"""

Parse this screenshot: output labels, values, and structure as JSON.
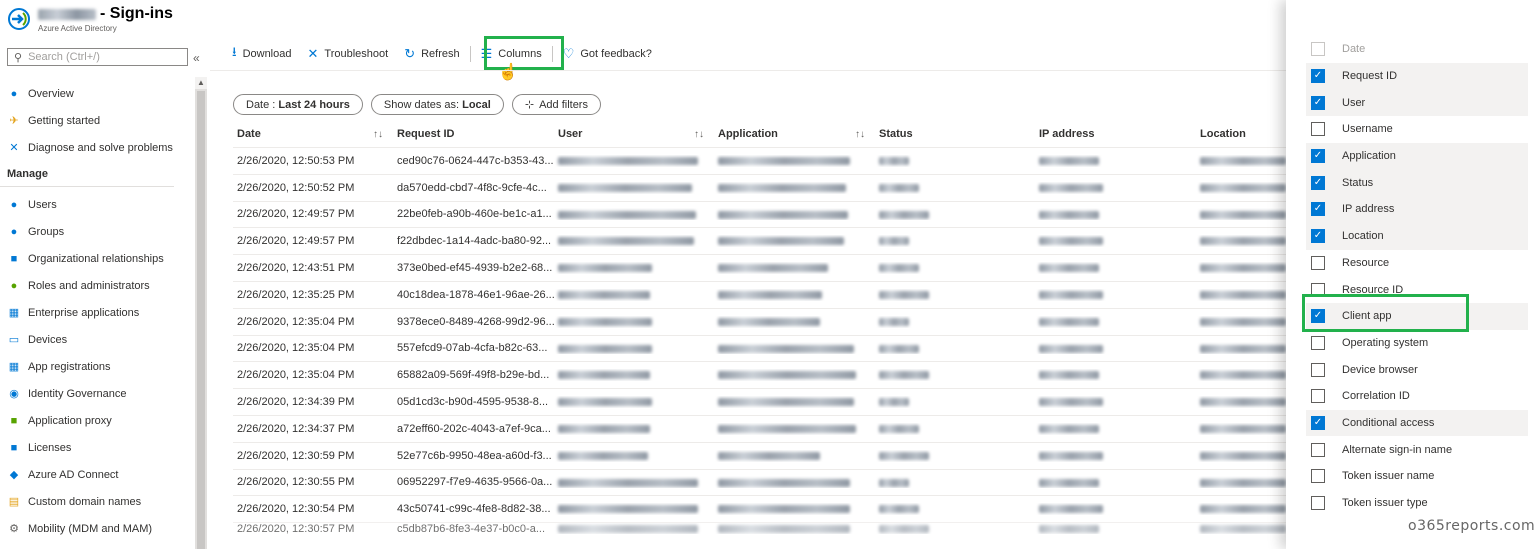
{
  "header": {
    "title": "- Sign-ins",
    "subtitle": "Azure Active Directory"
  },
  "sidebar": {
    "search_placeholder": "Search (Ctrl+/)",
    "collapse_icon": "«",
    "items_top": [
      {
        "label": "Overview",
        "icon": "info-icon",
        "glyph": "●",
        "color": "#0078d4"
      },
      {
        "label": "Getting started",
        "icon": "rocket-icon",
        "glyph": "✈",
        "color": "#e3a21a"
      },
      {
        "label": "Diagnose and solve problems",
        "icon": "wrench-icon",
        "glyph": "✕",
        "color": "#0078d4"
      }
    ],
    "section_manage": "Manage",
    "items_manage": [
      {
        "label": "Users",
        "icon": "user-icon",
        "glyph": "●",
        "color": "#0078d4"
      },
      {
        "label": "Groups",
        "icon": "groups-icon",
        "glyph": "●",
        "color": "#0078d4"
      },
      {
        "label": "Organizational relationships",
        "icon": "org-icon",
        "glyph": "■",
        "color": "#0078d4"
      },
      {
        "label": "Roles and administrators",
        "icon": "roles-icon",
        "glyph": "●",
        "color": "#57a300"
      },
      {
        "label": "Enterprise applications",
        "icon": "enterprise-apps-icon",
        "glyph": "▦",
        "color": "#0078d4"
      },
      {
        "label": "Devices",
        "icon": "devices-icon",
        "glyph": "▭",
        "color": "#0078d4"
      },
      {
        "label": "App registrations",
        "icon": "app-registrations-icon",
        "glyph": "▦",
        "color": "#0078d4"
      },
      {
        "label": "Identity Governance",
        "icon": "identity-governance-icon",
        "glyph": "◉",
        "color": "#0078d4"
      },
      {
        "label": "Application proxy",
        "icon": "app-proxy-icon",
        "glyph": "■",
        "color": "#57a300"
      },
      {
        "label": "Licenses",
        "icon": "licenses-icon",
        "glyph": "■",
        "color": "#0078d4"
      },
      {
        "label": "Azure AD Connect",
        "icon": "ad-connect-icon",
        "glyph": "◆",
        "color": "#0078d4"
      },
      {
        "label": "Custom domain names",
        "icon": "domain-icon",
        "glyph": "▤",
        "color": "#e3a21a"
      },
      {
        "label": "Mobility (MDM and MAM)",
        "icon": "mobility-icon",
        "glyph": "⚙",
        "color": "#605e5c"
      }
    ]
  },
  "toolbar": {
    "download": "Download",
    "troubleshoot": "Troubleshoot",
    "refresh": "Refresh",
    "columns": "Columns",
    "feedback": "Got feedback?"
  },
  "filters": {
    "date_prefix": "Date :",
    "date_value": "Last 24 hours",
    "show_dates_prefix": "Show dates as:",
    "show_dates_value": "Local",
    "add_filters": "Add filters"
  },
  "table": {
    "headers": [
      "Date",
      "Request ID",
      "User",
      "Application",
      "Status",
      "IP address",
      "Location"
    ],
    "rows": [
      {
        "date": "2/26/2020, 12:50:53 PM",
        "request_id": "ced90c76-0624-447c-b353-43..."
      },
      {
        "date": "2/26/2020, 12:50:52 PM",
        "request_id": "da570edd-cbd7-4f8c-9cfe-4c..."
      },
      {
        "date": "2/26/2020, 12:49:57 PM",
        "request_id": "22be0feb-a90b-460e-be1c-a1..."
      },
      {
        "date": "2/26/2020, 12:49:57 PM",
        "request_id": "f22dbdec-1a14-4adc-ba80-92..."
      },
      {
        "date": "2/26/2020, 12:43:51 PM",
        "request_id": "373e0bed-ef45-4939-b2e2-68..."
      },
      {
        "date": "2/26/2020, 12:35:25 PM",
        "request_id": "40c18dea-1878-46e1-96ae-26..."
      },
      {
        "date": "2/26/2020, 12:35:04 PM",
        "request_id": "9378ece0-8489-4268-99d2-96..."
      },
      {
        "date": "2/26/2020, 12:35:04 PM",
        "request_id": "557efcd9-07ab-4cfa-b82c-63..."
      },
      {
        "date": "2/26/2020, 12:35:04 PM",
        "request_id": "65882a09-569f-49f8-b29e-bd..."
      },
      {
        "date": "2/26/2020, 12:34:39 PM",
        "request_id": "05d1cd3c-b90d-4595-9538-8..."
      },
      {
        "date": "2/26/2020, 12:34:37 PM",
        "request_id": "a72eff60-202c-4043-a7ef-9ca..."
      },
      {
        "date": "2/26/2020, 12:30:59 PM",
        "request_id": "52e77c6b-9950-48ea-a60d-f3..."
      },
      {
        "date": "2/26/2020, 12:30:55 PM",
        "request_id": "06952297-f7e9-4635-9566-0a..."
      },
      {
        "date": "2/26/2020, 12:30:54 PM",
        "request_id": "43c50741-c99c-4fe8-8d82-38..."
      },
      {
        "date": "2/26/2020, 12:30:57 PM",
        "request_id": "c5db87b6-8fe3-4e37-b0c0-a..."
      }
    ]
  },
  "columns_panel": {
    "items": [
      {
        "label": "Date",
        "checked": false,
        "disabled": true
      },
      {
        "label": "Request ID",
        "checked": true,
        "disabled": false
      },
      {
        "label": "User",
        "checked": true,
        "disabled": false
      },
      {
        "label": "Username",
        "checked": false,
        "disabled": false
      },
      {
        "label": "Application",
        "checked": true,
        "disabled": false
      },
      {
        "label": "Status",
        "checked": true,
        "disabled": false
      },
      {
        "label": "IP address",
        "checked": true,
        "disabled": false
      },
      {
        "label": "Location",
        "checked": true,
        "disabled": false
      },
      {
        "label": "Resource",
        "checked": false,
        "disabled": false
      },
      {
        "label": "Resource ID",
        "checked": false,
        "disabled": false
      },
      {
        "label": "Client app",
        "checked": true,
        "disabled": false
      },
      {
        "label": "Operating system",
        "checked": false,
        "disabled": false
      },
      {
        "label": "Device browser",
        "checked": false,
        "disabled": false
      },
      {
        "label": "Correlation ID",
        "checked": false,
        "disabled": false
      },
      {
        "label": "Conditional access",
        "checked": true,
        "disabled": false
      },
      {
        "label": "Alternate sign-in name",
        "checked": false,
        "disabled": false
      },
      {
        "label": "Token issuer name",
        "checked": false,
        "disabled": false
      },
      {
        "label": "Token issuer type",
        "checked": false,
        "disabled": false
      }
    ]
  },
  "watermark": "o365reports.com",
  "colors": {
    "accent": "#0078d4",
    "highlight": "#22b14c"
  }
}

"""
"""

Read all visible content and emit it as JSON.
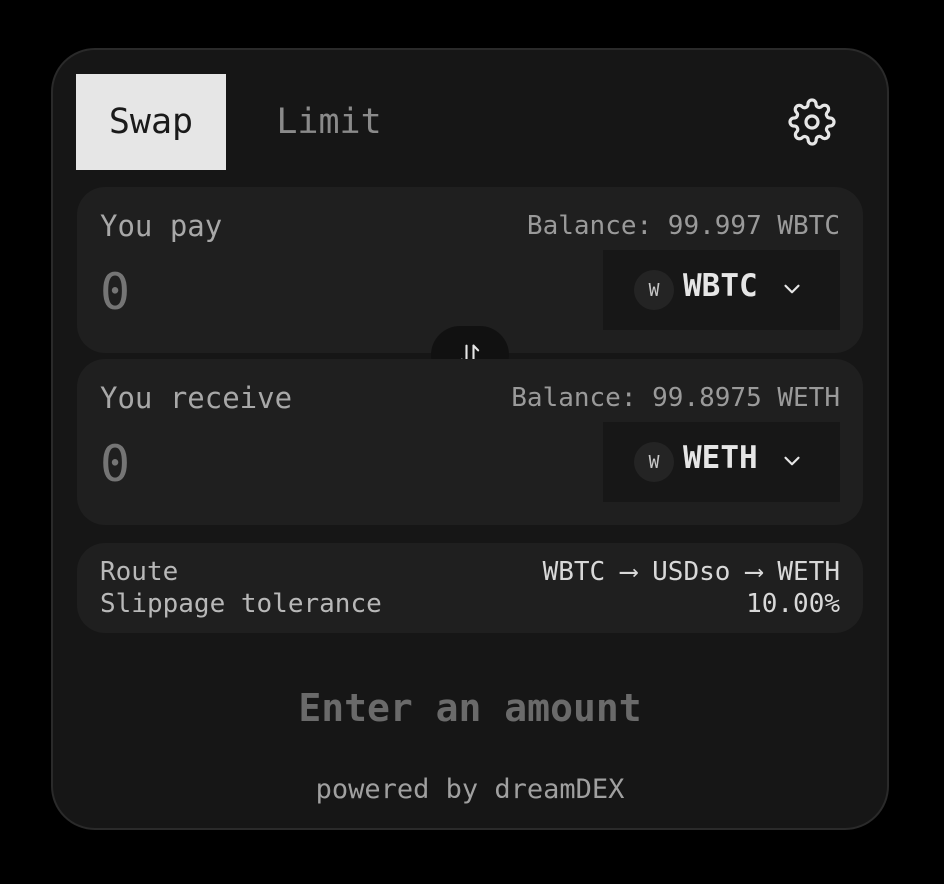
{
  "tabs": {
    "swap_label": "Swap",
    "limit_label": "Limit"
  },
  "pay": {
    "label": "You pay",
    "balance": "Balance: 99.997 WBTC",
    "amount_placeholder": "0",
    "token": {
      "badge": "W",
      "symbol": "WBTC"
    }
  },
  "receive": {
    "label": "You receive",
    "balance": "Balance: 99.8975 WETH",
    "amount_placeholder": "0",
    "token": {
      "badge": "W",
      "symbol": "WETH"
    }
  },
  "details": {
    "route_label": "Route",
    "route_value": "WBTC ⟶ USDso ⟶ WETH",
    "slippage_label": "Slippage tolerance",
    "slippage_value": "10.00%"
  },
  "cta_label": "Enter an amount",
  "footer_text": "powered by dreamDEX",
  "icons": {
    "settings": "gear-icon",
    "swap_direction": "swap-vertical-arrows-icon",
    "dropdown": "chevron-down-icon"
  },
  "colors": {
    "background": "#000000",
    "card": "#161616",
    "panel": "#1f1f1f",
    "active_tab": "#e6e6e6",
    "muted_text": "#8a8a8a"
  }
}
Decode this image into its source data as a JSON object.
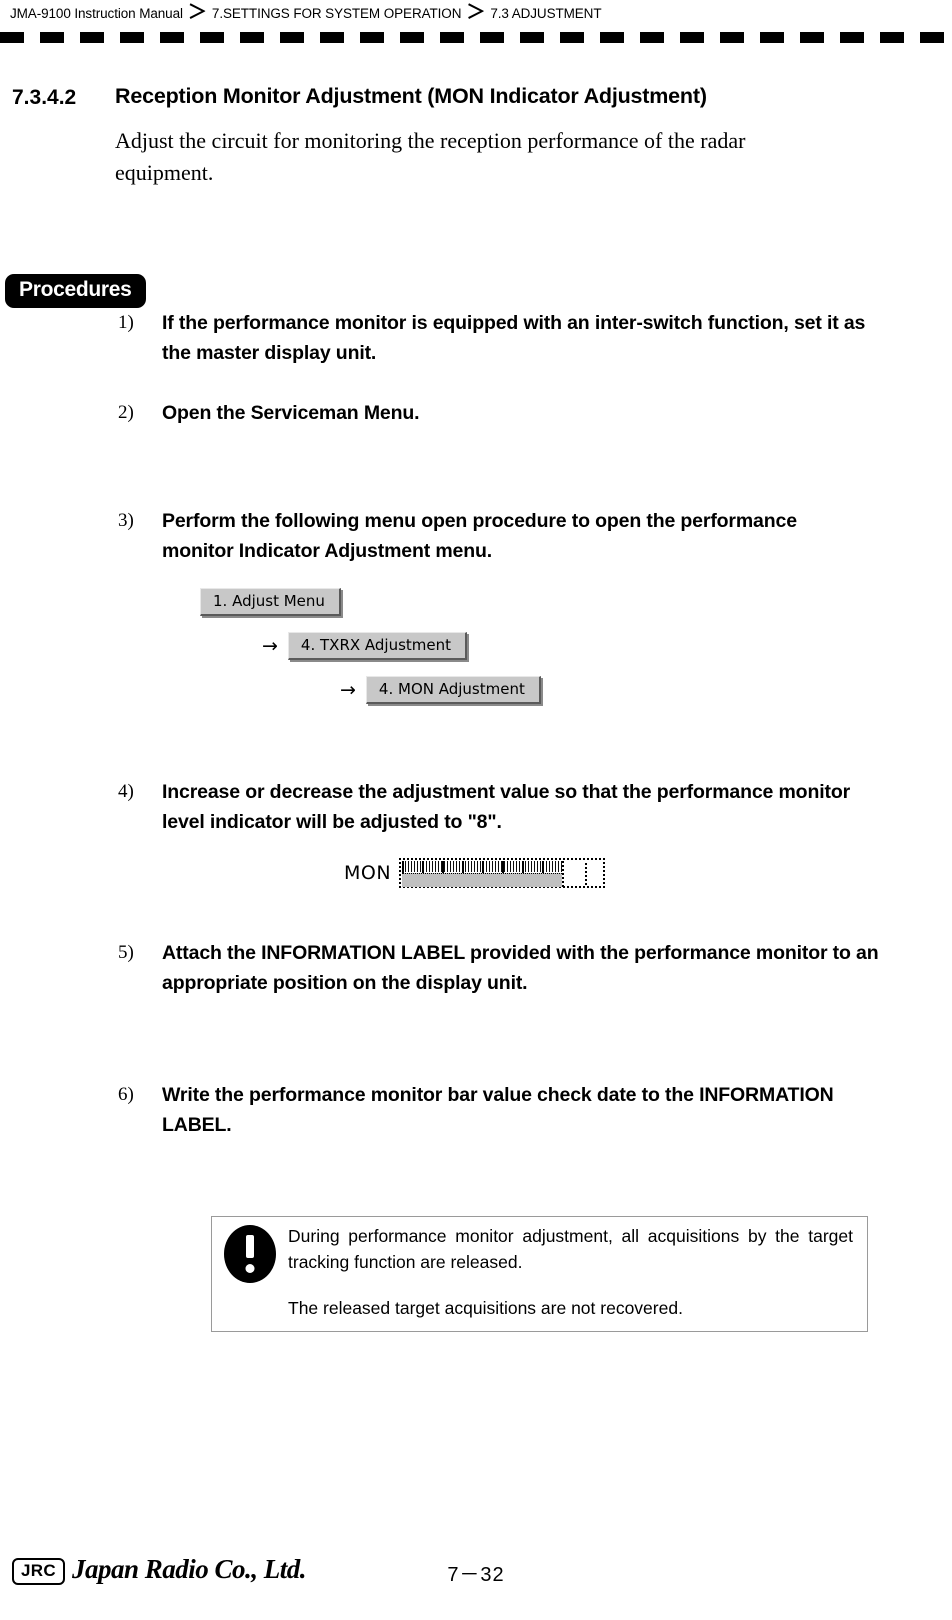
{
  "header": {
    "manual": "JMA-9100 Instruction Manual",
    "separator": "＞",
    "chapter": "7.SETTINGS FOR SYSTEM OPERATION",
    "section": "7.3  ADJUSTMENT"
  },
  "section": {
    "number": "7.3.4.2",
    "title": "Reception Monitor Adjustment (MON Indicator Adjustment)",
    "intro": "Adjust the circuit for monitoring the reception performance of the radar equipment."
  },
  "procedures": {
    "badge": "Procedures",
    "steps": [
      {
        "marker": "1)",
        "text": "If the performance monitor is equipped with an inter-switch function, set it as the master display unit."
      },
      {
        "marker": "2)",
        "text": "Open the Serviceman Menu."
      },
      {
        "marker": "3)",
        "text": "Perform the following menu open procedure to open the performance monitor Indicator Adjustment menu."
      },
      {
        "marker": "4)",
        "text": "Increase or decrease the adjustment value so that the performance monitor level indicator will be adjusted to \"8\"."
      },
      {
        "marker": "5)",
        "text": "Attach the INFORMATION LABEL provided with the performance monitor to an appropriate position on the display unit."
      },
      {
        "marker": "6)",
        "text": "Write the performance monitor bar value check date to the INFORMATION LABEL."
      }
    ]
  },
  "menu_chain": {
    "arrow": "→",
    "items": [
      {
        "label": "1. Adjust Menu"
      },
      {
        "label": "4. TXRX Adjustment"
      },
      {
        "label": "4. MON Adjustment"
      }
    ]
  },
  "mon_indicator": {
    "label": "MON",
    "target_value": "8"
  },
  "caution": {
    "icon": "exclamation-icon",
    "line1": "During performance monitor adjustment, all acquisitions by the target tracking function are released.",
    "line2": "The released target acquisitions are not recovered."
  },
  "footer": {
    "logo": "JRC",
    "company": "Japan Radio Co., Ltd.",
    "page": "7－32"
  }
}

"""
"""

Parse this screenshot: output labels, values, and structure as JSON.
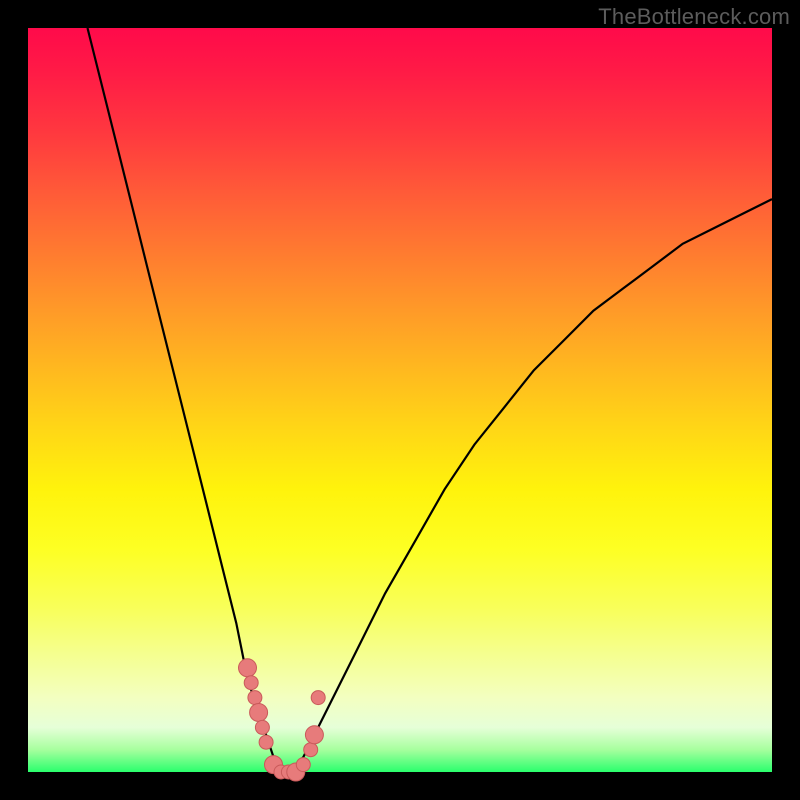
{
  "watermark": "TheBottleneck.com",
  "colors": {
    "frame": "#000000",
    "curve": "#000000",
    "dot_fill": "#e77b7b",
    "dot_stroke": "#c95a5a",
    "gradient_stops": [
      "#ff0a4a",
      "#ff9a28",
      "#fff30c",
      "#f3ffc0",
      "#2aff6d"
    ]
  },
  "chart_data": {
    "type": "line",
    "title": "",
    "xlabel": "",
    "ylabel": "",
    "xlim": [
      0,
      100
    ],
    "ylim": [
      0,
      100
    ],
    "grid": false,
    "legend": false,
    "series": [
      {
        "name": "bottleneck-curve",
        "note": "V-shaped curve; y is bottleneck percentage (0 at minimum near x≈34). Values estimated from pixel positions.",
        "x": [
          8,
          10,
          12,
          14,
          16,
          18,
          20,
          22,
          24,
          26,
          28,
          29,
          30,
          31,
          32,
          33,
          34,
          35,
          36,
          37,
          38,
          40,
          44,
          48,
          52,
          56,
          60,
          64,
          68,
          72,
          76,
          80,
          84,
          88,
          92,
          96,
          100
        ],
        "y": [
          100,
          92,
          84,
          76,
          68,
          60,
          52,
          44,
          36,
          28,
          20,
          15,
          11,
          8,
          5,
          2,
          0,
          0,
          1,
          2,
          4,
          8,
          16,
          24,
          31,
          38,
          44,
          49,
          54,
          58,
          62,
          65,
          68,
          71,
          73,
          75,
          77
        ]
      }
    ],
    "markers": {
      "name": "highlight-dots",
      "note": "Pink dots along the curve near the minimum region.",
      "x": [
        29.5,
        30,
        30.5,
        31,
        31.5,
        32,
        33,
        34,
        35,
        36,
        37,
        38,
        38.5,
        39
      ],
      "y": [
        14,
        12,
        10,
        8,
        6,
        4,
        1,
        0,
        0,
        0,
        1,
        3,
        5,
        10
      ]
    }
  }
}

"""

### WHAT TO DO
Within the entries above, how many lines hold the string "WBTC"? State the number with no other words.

### TASK SOLUTION
3